A Korban Chatas is brought as a form of forgiveness after a person sinned “by mistake.” Chatas comes from the word “Chet,” meaning sin.
It’s important to note that Korbanos are not brought for intentional sins, meaning sins done on purpose. That’s called Maizid in Hebrew – מזיד. They are also not brought for completely accidental sins, called Oanes in Hebrew – אונס. For a Maizid sin, it takes more than a Korban to be forgiven, and for an Oanes sin there is no need for a Korban. A Korban is brought only for sins which were not intentional but also not a complete accident. Our Rabbis call this a Shogeg sin – שוגג.
A modern day example would be when someone drives over the speed limit. No police officer would accept an excuse like, “I am sorry officer, but I didn’t see a speed limit sign.” Although it’s true that he or she didn’t see the sign, it still is not a valid excuse and in all probability the driver will receive a speeding ticket. So, this is a good example of a “sin” that is not on purpose, yet also not a complete accident. It’s a Shogeg.
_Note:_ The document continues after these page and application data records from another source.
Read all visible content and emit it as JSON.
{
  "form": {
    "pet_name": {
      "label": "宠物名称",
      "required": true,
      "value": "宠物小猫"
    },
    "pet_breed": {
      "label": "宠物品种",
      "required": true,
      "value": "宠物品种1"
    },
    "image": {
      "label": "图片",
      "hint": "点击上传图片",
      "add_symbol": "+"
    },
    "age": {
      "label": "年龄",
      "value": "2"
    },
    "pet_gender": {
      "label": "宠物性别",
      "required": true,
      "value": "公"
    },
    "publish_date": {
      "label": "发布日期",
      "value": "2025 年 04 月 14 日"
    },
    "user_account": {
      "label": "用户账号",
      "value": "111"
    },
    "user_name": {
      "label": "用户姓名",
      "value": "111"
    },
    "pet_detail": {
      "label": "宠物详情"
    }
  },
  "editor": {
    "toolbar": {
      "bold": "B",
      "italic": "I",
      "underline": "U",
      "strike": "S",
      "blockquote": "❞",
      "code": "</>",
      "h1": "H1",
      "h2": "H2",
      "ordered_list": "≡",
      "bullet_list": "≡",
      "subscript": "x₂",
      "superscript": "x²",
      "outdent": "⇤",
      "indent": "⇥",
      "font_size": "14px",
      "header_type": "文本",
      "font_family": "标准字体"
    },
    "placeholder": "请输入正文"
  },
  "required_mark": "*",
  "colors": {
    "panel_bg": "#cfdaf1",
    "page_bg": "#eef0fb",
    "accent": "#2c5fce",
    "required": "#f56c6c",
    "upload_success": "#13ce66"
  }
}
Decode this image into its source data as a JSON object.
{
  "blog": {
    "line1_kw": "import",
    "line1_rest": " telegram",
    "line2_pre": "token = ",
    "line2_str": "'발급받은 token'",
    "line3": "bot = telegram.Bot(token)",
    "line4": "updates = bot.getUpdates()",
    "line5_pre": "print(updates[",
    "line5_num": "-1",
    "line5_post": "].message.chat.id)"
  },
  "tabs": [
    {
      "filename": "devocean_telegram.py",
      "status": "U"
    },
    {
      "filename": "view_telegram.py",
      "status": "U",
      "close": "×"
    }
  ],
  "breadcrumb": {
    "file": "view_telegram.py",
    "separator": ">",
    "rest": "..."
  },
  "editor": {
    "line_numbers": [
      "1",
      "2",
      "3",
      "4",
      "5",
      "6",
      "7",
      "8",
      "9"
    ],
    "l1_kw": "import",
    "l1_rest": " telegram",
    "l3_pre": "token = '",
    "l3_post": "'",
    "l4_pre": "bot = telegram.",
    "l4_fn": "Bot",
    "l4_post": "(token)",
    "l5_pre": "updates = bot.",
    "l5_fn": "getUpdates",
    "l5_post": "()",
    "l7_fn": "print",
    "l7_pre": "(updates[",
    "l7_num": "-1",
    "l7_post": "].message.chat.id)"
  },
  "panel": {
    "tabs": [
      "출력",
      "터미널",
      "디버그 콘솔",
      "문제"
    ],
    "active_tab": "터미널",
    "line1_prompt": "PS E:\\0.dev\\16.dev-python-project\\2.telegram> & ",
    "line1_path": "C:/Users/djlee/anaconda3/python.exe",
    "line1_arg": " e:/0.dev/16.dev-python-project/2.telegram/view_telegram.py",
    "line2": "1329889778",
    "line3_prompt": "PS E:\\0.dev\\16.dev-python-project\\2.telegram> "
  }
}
Never in history has anyone brought a Korban Chatas for speeding, so here are two other Shazak Scenarios, where a person sins be’Shogeg:
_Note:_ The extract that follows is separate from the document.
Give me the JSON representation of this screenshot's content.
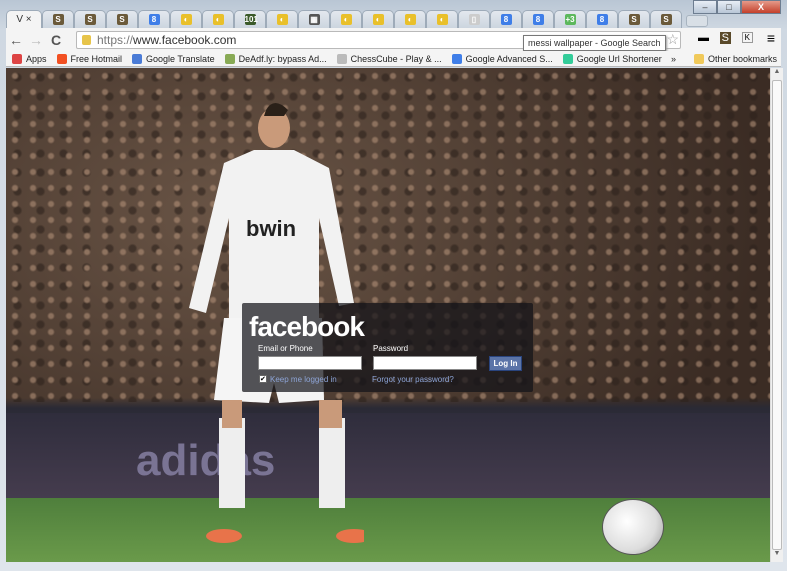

“Oh my! I thought it was Thursday when I cooked the meal. But it was really Shabbos!”
“Huh, how did that happen?”
“I forgot to look at this year’s calendar and I was looking at last year’s calendar! Oy Vey is mir! I mixed up Thursday with Shabbos!”
Both Mr. Oops and Mrs. Fergessen need to bring a Korban Chatas. They can bring a female goat or a lamb to the Kohen in the Beis HaMikdash. Now, in the eyes of HaShem, they have a clean slate and can start fresh.